  • RSS++: load and state-aware receive side scaling (article, video, github) : While the current literature typically focuses on load-balancing among multiple servers, in this paper, we demonstrate the importance of load-balancing within a single machine (potentially with hundreds of CPU cores). In this context, we propose a new load-balancing technique (RSS++) that dynamically modifies the receive side scaling (RSS) indirection table to spread the load across the CPU cores in a more optimal way. RSS++ incurs up to 14x lower 95th percentile tail latency and orders of magnitude fewer packet drops compared to RSS under high CPU utilization. RSS++ allows higher CPU utilization and dynamic scaling of the number of allocated CPU cores to accommodate the input load while avoiding the typical 25% over-provisioning.
  • FLAIR: Accelerating Reads with Consistency-Aware Network Routing: We present FLAIR, a novel approach for accelerating read operations in leader-based consensus protocols. FLAIR leverages the capabilities of the new generation of programmable switches to serve reads from follower replicas without compromising consistency. The core of the new approach is a packet-processing pipeline that can track client requests and system replies, identify consistent replicas, and at line speed, forward read requests to replicas that can serve the read without sacrificing linearizability. An additional benefit of FLAIR is that it facilitates devising novel consistency-aware load balancing techniques.
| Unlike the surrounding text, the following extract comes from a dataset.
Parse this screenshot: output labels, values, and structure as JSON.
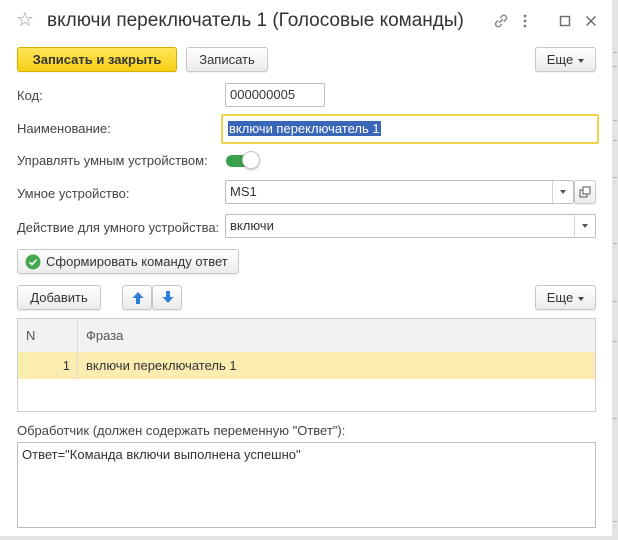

Our evaluation indicates that, compared to state-of-the-art alternatives, the proposed approach can bring significant performance gains: up to 42% higher throughput and 35-97% lower latency for most workloads. 
  • Trade-Offs Under Pressure: Heuristics and Observations Of Teams Resolving Internet Service Outages: Three diagnostic heuristics were identified as being in use: a) initially look for correlation between the behaviour and any recent changes made in the software, b) upon finding no correlation with a software change, widen the search to any potential contributors imagined, and c) when choosing a diagnostic direction, reduce it by focusing on the one that most easily comes to mind, either because symptoms match those of a difficult-to-diagnose event in the past, or those of any recent events. A fourth heuristic is coordinative in nature: when making changes to software in an effort to mitigate the untoward effects or to resolve the issue completely, rely on peer review of the changes more than automated testing (if at all.)

from High Scalability: http://feedproxy.google.com/~r/HighScalability/~3/U3KFjOHfdWU/stuff-the-internet-says-on-scalability-for-february-7th-2020.html